Once the Trail had climbed over the wooded ridge, the Trail would drop down in to the Potwells open area in the vale & here Des Res’s woes would begin in earnest as the puddles increased in size, the Shiggy got deeper & wider to cover all of the path, so now there was no other option but to wade through the tracts of deep, cold water & Shiggy. Of course there was one exception & that was Rose, who was carried over the worst of the wet areas by Jamie!
Cold Feet were kept moving to warm up, as the Hare was leading the way & marking the Trail, for the Trail would come back upon itself, & after last week with Where’s Wally? & No Eye Deer trying to go around again, the Hare was taking no chances with TBT OBE & No Eye Deer this week.
The earlier CHK was marked & now on the level the Trail would head back out by Oak Lodge & then back over the drier, higher woodland to emerge back out on to Black Horse Lane, the final section was to descend back to the village & the Put off to the following week.
Everyone agreed it was a good Trail, made better with the proposed exposed area being cut out!

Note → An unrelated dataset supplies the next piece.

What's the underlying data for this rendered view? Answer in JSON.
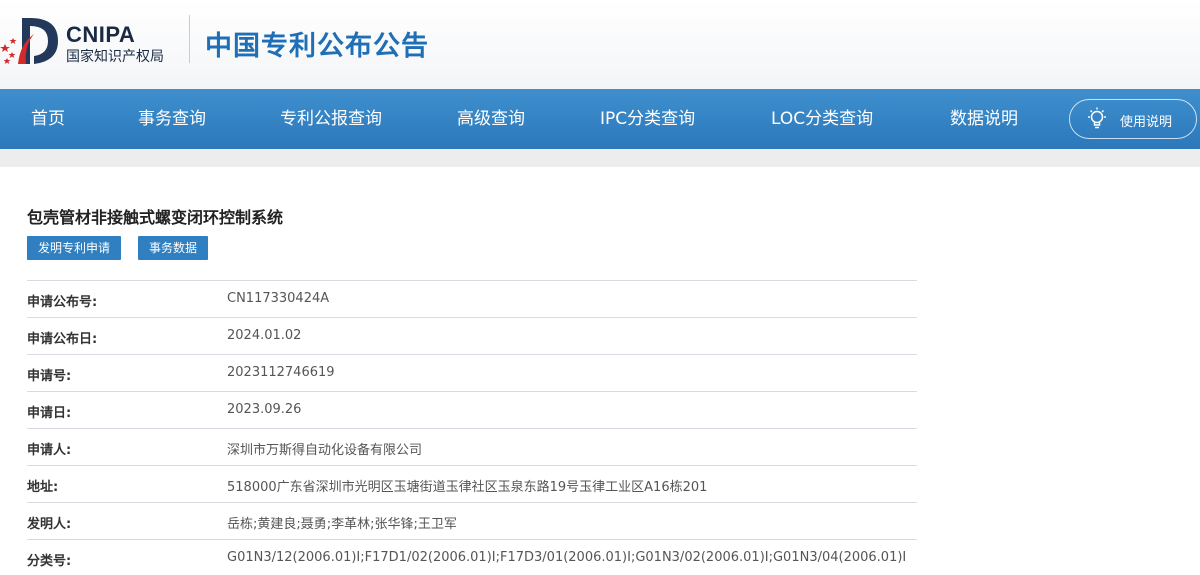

On one of the walls of the Pub was a picture, one that would have pleased Whatever She Says, for it was a black & white historic shot of the village ‘Temperance Bar’!
One subject in conversation that North Mymms is spelt differently from the sister village of South Mimms. The two spellings Mymms & Mimms appear to have been used interchangeably over the centuries, until 20 February 1939 when Hertfordshire County Council decreed in a council meeting that the spelling be fixed as Mymms in the North & Mimms in the south!